Kaku Ito is offline   Reply With Quote
Old September 5th, 2004, 03:48 AM   #15
RED Code Chef
 
Join Date: Oct 2001
Location: Holland
Posts: 12,514
Each DV codec is a little bit different, probably both in quality and
efficiency. On modern computers this shouldn't make too much
of a difference. And since native .DV on a Mac plays with QuickTime
as well I can't imagine a different codec is being used when the
DV stream is encapsulated inside a .MOV file.
__________________

Rob Lohman, visuar@iname.com
DV Info Wrangler & RED Code Chef

Join the DV Challenge | Lady X

Search DVinfo.net for quick answers | Buy from the best: DVinfo.net sponsors
Rob Lohman is offline   Reply
Reply

DV Info Net refers all where-to-buy and where-to-rent questions exclusively to these trusted full line dealers and rental houses...

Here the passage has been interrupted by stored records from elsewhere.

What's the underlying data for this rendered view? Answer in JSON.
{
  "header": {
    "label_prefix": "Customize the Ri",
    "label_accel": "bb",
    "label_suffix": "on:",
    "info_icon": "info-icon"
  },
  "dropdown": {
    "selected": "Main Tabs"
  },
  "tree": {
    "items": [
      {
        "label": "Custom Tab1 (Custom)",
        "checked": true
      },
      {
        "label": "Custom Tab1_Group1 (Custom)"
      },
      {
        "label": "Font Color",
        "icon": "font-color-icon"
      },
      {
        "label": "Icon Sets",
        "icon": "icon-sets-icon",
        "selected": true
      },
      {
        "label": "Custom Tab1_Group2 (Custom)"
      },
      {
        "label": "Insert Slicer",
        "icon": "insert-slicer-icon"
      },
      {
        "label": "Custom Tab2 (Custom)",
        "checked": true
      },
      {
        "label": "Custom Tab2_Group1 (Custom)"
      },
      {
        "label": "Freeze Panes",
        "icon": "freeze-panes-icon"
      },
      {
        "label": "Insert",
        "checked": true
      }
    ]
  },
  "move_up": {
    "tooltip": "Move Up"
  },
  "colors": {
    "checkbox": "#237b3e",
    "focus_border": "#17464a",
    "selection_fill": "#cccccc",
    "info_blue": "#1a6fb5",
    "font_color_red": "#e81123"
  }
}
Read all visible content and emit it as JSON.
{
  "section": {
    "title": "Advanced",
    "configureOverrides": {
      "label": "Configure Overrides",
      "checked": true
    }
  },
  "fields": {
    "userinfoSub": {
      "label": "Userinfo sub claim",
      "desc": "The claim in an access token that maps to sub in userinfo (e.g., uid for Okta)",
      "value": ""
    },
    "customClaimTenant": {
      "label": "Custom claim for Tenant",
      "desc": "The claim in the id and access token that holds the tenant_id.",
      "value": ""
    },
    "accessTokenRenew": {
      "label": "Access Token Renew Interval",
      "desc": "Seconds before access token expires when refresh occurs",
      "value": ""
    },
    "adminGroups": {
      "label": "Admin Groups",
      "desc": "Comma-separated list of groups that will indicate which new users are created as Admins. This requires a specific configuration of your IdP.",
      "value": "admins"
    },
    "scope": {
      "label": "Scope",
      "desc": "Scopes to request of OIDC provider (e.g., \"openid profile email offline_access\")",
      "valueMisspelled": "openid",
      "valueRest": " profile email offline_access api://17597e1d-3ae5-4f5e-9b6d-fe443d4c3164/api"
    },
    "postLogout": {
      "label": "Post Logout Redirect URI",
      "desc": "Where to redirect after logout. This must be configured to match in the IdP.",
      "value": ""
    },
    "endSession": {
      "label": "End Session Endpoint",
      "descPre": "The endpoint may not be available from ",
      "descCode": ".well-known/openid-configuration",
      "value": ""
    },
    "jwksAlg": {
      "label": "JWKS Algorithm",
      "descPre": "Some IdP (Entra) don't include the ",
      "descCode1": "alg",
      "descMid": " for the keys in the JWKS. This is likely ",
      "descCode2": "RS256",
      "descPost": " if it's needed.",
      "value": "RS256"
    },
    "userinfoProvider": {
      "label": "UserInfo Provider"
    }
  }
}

Professional Video
(800) 833-4801
Portland, OR

B&H Photo Video
(866) 521-7381
New York, NY

Z.G.C.
(973) 335-4460
Mountain Lakes, NJ

Abel Cine Tech
(888) 700-4416
N.Y. NY & L.A. CA

Precision Camera
(800) 677-1023
Austin, TX

DV Info Net also encourages you to support local businesses and buy from an authorized dealer in your neighborhood.
  You are here: DV Info Net > The Tools of DV and HD Production > Open DV Discussion

Thread Tools Search this Thread
Search this Thread:

Advanced Search

 



Google
 

All times are GMT -6. The time now is 09:44 AM.


DV Info Net -- Real Names, Real People, Real Info!
1998-2017 The Digital Video Information Network